(Task description): Please print the whole of the listing that follows exactly.

(Information provided):
■ ■ ■ ■
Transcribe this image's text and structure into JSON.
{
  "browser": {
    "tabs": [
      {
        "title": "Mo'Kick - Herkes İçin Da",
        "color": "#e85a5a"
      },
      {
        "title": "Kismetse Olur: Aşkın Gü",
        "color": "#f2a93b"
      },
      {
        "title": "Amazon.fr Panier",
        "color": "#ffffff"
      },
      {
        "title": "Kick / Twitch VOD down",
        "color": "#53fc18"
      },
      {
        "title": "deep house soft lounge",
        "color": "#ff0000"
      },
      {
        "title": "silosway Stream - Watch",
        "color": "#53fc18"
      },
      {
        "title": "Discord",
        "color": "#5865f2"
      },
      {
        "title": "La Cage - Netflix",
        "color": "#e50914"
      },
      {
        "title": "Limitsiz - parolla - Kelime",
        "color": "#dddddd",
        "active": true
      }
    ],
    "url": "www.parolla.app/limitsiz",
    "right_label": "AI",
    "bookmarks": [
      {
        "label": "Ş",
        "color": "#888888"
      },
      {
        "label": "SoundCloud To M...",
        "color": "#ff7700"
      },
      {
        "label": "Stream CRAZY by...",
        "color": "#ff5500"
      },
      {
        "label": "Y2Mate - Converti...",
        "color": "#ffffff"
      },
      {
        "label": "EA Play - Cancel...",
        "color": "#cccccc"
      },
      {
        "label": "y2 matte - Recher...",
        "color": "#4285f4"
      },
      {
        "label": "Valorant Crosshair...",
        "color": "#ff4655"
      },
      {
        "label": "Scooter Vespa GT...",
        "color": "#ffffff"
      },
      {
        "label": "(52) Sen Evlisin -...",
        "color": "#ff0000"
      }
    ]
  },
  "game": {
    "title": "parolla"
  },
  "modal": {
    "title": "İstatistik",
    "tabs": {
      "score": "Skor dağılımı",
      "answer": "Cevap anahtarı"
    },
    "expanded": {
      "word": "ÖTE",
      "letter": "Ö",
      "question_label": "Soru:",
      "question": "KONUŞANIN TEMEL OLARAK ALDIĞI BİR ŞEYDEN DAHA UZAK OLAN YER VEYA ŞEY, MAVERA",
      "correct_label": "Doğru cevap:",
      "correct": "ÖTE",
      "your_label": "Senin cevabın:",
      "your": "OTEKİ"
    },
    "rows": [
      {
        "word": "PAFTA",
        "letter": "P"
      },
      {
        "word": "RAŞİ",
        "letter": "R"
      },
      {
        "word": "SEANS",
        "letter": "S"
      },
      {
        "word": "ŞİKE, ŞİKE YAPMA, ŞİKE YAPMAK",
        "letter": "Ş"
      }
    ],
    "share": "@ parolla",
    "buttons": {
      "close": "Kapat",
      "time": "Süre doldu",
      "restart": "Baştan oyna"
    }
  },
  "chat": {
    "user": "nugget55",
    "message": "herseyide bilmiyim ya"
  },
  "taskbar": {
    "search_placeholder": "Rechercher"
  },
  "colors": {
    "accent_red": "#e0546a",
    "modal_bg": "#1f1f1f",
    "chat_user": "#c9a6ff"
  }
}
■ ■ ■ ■
(Exercise output):
Transcribe this image's text and structure into JSON.
{
  "browser": {
    "tabs": [
      {
        "title": "Mo'Kick - Herkes İçin Da",
        "color": "#e85a5a"
      },
      {
        "title": "Kismetse Olur: Aşkın Gü",
        "color": "#f2a93b"
      },
      {
        "title": "Amazon.fr Panier",
        "color": "#ffffff"
      },
      {
        "title": "Kick / Twitch VOD down",
        "color": "#53fc18"
      },
      {
        "title": "deep house soft lounge",
        "color": "#ff0000"
      },
      {
        "title": "silosway Stream - Watch",
        "color": "#53fc18"
      },
      {
        "title": "Discord",
        "color": "#5865f2"
      },
      {
        "title": "La Cage - Netflix",
        "color": "#e50914"
      },
      {
        "title": "Limitsiz - parolla - Kelime",
        "color": "#dddddd",
        "active": true
      }
    ],
    "url": "www.parolla.app/limitsiz",
    "right_label": "AI",
    "bookmarks": [
      {
        "label": "Ş",
        "color": "#888888"
      },
      {
        "label": "SoundCloud To M...",
        "color": "#ff7700"
      },
      {
        "label": "Stream CRAZY by...",
        "color": "#ff5500"
      },
      {
        "label": "Y2Mate - Converti...",
        "color": "#ffffff"
      },
      {
        "label": "EA Play - Cancel...",
        "color": "#cccccc"
      },
      {
        "label": "y2 matte - Recher...",
        "color": "#4285f4"
      },
      {
        "label": "Valorant Crosshair...",
        "color": "#ff4655"
      },
      {
        "label": "Scooter Vespa GT...",
        "color": "#ffffff"
      },
      {
        "label": "(52) Sen Evlisin -...",
        "color": "#ff0000"
      }
    ]
  },
  "game": {
    "title": "parolla"
  },
  "modal": {
    "title": "İstatistik",
    "tabs": {
      "score": "Skor dağılımı",
      "answer": "Cevap anahtarı"
    },
    "expanded": {
      "word": "ÖTE",
      "letter": "Ö",
      "question_label": "Soru:",
      "question": "KONUŞANIN TEMEL OLARAK ALDIĞI BİR ŞEYDEN DAHA UZAK OLAN YER VEYA ŞEY, MAVERA",
      "correct_label": "Doğru cevap:",
      "correct": "ÖTE",
      "your_label": "Senin cevabın:",
      "your": "OTEKİ"
    },
    "rows": [
      {
        "word": "PAFTA",
        "letter": "P"
      },
      {
        "word": "RAŞİ",
        "letter": "R"
      },
      {
        "word": "SEANS",
        "letter": "S"
      },
      {
        "word": "ŞİKE, ŞİKE YAPMA, ŞİKE YAPMAK",
        "letter": "Ş"
      }
    ],
    "share": "@ parolla",
    "buttons": {
      "close": "Kapat",
      "time": "Süre doldu",
      "restart": "Baştan oyna"
    }
  },
  "chat": {
    "user": "nugget55",
    "message": "herseyide bilmiyim ya"
  },
  "taskbar": {
    "search_placeholder": "Rechercher"
  },
  "colors": {
    "accent_red": "#e0546a",
    "modal_bg": "#1f1f1f",
    "chat_user": "#c9a6ff"
  }
}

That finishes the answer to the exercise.